We distributed questionnaires to all the faculties at the University of Pristina and other private higher education institutions such as Iliria University, and AAB Riinvest. We involved two high schools, including Sami Frasheri and Xhevdet Doda in the consultations.

In total, 5,500 young people filled out the questionnaires. The consultations were held just before Christmas and lasted for a week. Although they were all interviewed in Pristina, the majority of them come from towns and areas across Kosovo such as Mitrovica, Peja, Gjakova, Gjilan, Prizren and so on.

Apart from the surveys in the form of questionnaires we took advantage of other mediums such as online polls, promoted by youth networks via social media, as well as SMS messages.

Young people raised some interesting points. The most pressing issues were:

  • High levels of unemployment and particularly low job prospects for young people
  • Slow economic development
  • Government corruption
  • Poor infrastructure
  • Low standards of health care and education
  • A perception of organized crime and unreliable rule of law

Less prominent but still worth mentioning were problems related to the protection of the environment.

As for their expectations, the young people interviewed displayed a rather optimistic attitude. In general their main expectations are that Kosovo will soon become a member of the United Nations, and eventually integrate in the European Union.

However, the consultation process isn’t over yet – it will continue until the end of this month. Young people are welcome to send us their opinions via SMS or to fill in our online youth polls.

In an exciting new approach to interactive youth engagement, we’re going to host three Google Hangout sessions with expert panels under the themes:

  1. Youth and education
  2. Sustainable employment and poverty
  3. Freedom of movement

All three Google Hangouts will be broadcast LIVE on Youtube channels available worldwide.

In order to generate more discussion and allow a broader audience to interact with the panel, we encourage everybody to submit their questions and opinions to the panelists on our Facebook page and via Twitter (using the hashtags: #post2015KS #post2015 #worldwewant).

We’re looking forward to hearing more about what kind of world young women and men in Kosovo want, as we believe that the voice and opinion of young people are crucial, especially when it comes to long-term goals and decisions.
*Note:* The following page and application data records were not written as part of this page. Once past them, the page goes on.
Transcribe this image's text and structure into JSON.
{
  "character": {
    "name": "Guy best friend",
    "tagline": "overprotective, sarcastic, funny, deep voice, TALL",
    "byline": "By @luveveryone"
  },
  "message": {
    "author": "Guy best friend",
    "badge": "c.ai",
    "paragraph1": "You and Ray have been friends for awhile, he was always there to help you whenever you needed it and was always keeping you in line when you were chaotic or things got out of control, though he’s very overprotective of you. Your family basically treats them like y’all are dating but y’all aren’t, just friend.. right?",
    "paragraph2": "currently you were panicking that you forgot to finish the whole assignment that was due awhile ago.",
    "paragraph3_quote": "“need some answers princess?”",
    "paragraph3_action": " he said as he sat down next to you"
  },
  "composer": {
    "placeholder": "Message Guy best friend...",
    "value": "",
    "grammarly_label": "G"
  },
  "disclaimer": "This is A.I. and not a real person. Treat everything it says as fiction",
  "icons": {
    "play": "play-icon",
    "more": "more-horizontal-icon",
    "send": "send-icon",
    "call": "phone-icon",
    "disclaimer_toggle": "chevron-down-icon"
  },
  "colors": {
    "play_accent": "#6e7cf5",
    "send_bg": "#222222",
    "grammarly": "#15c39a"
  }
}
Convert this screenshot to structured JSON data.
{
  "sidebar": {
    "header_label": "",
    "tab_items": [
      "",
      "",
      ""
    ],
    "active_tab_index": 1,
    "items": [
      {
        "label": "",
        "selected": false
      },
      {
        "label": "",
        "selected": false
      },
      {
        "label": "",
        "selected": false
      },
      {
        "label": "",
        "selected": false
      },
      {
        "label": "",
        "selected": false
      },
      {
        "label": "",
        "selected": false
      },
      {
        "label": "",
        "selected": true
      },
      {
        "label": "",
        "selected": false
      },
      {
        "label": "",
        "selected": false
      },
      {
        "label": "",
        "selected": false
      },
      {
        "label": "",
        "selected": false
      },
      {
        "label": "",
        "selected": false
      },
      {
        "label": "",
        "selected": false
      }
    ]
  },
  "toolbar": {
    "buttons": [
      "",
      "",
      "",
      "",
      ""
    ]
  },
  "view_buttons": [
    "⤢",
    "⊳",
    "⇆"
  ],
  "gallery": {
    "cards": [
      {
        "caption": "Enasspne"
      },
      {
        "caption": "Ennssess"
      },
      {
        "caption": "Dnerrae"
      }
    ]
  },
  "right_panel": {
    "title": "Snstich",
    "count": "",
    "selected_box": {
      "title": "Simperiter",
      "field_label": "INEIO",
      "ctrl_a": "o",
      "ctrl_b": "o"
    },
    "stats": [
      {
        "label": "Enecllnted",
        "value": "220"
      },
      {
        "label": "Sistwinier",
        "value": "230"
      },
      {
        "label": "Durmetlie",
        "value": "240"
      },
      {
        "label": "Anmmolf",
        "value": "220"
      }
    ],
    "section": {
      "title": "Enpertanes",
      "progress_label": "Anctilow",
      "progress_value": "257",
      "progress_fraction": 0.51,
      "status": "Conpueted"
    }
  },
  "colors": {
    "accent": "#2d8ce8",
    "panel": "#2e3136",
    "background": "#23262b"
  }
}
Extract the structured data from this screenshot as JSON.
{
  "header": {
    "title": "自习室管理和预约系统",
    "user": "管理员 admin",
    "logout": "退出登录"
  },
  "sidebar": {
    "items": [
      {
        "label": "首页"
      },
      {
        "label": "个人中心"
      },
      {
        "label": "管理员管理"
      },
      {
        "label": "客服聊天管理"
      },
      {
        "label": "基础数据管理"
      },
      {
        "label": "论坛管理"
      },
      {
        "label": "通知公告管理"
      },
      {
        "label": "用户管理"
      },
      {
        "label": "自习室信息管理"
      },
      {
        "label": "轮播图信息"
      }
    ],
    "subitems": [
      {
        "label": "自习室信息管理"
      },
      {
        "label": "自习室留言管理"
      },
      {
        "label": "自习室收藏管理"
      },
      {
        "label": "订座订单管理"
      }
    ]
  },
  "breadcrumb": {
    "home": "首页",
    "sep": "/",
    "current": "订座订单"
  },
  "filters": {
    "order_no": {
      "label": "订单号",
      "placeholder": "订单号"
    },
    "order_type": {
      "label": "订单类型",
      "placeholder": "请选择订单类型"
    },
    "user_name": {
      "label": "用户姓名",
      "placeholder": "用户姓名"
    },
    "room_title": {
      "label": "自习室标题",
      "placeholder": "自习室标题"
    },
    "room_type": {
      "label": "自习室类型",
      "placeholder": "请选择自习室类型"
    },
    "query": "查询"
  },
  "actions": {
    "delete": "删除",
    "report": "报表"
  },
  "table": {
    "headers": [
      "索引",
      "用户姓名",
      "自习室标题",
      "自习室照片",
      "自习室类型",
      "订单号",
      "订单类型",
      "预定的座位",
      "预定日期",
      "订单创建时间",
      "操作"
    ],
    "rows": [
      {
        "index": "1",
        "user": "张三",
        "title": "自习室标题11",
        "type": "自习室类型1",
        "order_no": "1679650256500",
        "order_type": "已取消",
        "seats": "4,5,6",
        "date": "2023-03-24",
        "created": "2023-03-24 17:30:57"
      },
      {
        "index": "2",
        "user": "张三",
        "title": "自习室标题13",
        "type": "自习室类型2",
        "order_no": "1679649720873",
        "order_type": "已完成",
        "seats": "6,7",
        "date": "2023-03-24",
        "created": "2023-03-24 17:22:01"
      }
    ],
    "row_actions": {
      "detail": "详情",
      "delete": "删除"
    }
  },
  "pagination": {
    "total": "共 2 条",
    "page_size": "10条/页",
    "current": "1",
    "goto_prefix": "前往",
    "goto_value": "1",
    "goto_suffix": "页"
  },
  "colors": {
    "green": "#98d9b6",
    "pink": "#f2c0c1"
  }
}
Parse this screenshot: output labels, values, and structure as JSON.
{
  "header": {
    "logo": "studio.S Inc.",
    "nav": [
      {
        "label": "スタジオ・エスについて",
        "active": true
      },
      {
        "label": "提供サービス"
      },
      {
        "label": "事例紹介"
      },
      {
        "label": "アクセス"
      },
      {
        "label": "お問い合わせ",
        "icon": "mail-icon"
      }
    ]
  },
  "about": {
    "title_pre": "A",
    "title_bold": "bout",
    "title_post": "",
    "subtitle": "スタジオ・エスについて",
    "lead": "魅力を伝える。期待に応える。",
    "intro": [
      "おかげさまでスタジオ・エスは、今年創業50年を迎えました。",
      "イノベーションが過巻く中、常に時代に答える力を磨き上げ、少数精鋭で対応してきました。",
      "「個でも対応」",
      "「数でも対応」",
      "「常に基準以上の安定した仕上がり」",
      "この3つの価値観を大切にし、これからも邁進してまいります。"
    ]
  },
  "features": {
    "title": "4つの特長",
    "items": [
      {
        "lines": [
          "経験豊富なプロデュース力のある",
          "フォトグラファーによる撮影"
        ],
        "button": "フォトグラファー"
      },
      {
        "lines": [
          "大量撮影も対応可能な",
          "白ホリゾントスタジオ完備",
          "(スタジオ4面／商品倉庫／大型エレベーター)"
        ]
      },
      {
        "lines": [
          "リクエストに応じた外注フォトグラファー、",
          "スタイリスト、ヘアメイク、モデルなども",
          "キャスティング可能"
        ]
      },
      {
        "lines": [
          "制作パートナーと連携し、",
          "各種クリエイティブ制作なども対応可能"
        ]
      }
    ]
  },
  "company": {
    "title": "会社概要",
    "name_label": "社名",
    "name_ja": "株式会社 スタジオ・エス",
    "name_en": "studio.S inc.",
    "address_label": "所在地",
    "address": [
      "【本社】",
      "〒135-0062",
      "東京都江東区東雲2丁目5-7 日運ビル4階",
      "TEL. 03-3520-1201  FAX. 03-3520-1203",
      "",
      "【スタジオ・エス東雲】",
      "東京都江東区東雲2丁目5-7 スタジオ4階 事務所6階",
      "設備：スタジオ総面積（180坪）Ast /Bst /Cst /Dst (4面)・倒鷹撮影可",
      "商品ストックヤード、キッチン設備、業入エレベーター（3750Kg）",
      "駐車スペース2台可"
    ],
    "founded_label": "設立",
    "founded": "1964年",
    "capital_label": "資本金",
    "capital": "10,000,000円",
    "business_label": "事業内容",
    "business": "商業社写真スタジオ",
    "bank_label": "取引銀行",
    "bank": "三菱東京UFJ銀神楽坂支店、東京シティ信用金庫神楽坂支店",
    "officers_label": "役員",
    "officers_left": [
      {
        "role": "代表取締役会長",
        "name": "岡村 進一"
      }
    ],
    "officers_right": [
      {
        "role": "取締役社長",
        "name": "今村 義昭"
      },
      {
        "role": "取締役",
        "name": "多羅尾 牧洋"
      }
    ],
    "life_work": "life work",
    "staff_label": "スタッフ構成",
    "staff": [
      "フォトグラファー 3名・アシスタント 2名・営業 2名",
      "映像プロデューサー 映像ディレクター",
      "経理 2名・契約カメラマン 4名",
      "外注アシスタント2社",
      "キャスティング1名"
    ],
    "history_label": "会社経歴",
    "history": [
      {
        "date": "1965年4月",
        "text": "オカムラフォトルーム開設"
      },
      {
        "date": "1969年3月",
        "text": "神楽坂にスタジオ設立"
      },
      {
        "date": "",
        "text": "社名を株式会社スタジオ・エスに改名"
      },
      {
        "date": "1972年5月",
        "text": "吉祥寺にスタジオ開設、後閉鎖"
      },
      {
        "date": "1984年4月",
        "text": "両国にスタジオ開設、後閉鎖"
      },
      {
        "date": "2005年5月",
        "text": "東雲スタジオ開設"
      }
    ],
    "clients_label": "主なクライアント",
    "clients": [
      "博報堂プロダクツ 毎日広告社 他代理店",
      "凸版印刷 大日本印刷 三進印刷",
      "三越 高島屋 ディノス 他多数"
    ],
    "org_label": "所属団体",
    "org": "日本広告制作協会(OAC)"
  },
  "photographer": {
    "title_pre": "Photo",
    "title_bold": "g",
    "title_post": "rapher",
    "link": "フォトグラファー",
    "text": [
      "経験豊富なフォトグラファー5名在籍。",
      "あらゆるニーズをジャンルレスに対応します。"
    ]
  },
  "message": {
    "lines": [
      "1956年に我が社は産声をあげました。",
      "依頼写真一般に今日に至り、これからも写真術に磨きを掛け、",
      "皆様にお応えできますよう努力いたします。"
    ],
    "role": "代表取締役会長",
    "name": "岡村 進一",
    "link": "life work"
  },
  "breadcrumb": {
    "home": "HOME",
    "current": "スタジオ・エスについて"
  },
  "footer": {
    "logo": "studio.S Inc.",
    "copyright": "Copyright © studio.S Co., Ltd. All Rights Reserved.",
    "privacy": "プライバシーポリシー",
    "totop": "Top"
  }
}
* Hereafter mentioned in the context of UN Security Council Resolution 1244/1999.